**Your objective:** Look through the records below and state how many lines carry the string "optional", adding nothing.
··········
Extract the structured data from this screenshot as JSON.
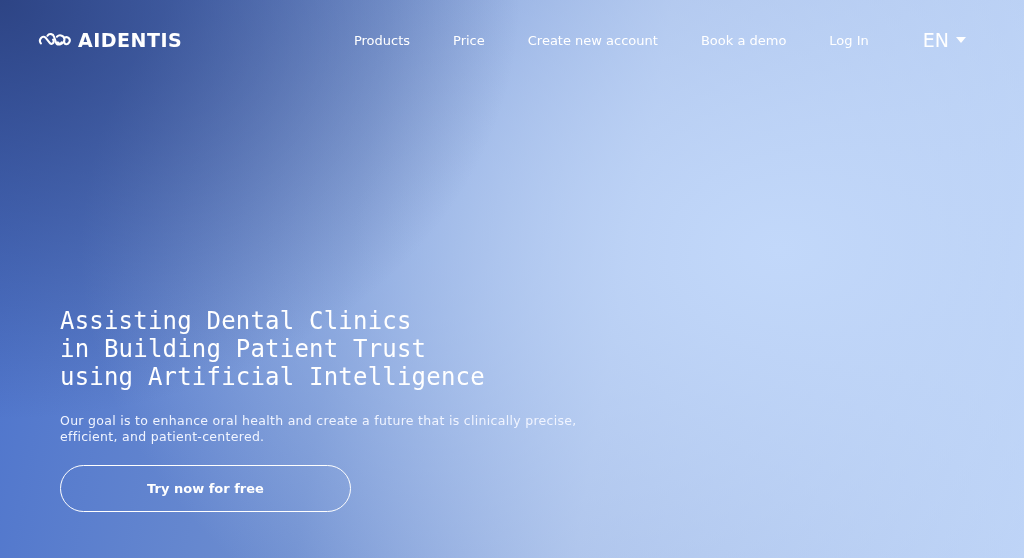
{
  "header": {
    "logo": "AIDENTIS",
    "nav": [
      {
        "label": "Products"
      },
      {
        "label": "Price"
      },
      {
        "label": "Create new account"
      },
      {
        "label": "Book a demo"
      },
      {
        "label": "Log In"
      }
    ],
    "language": "EN"
  },
  "hero": {
    "title": "Assisting Dental Clinics\nin Building Patient Trust\nusing Artificial Intelligence",
    "subtitle": "Our goal is to enhance oral health and create a future that is clinically precise, efficient, and patient-centered.",
    "button": "Try now for free"
  }
}
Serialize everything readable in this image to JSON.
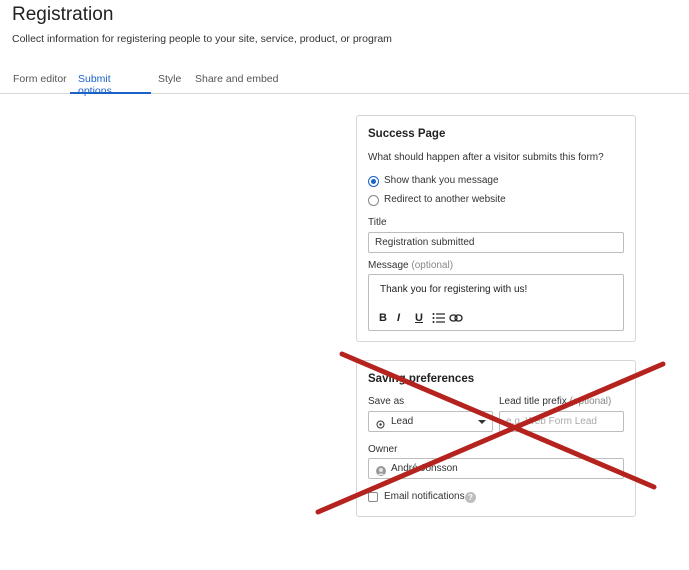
{
  "header": {
    "title": "Registration",
    "subtitle": "Collect information for registering people to your site, service, product, or program"
  },
  "tabs": [
    {
      "label": "Form editor"
    },
    {
      "label": "Submit options"
    },
    {
      "label": "Style"
    },
    {
      "label": "Share and embed"
    }
  ],
  "success_page": {
    "heading": "Success Page",
    "question": "What should happen after a visitor submits this form?",
    "options": [
      {
        "label": "Show thank you message",
        "selected": true
      },
      {
        "label": "Redirect to another website",
        "selected": false
      }
    ],
    "title_label": "Title",
    "title_value": "Registration submitted",
    "message_label": "Message",
    "message_optional": "(optional)",
    "message_value": "Thank you for registering with us!",
    "toolbar": {
      "bold": "B",
      "italic": "I",
      "underline": "U"
    }
  },
  "saving_preferences": {
    "heading": "Saving preferences",
    "save_as_label": "Save as",
    "save_as_value": "Lead",
    "lead_prefix_label": "Lead title prefix",
    "lead_prefix_optional": "(optional)",
    "lead_prefix_placeholder": "e.g. Web Form Lead",
    "owner_label": "Owner",
    "owner_value": "André Jonsson",
    "email_notifications_label": "Email notifications",
    "help": "?"
  },
  "colors": {
    "accent": "#1a62c6",
    "cross": "#b5231f"
  }
}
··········
**Task response:** 2